*** DATA IN THIS EXERCISE Section Begins ***

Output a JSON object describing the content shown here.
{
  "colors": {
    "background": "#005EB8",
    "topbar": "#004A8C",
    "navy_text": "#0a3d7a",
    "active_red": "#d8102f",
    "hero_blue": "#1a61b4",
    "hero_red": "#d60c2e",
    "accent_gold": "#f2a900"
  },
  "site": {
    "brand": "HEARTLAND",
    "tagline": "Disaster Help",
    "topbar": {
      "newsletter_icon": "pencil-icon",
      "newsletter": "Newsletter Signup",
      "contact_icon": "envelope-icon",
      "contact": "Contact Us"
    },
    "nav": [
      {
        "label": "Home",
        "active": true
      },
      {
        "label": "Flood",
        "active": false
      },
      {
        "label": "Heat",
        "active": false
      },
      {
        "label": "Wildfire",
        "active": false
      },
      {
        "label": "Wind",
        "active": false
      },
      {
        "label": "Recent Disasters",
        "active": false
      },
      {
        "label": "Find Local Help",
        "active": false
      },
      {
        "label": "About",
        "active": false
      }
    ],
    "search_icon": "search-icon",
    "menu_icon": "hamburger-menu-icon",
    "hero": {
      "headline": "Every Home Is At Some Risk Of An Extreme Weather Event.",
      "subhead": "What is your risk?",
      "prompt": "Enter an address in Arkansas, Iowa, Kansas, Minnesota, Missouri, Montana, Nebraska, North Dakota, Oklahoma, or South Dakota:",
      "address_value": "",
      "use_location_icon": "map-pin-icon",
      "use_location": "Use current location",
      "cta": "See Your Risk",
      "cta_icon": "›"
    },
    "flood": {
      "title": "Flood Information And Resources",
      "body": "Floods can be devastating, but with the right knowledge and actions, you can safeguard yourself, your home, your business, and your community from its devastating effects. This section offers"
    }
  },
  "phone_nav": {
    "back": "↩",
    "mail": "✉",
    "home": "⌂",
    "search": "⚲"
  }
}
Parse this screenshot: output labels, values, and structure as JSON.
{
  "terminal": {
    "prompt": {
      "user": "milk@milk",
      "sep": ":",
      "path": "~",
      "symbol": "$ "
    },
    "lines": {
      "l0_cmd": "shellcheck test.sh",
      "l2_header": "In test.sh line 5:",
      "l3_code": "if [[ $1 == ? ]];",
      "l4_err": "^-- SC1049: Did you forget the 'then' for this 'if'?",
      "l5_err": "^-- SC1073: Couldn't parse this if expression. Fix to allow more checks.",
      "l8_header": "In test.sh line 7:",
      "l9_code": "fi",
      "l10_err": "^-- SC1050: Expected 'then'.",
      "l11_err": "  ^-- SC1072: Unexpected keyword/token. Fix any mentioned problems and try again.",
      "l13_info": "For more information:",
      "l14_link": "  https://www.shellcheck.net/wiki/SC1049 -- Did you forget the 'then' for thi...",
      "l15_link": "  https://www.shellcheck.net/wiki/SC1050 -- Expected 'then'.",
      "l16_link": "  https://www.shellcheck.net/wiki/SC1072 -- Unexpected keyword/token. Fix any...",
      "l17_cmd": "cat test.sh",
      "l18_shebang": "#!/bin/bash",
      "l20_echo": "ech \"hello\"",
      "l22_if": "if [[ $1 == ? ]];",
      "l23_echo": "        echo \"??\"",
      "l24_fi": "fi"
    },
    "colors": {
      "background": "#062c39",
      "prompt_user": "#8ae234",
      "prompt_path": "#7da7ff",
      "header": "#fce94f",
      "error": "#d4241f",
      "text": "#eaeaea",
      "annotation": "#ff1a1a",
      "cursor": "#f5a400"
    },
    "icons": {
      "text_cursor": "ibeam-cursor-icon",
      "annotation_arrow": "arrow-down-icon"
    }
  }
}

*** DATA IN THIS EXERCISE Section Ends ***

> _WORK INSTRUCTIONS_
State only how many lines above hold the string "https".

> _RESPONSE BOX_
3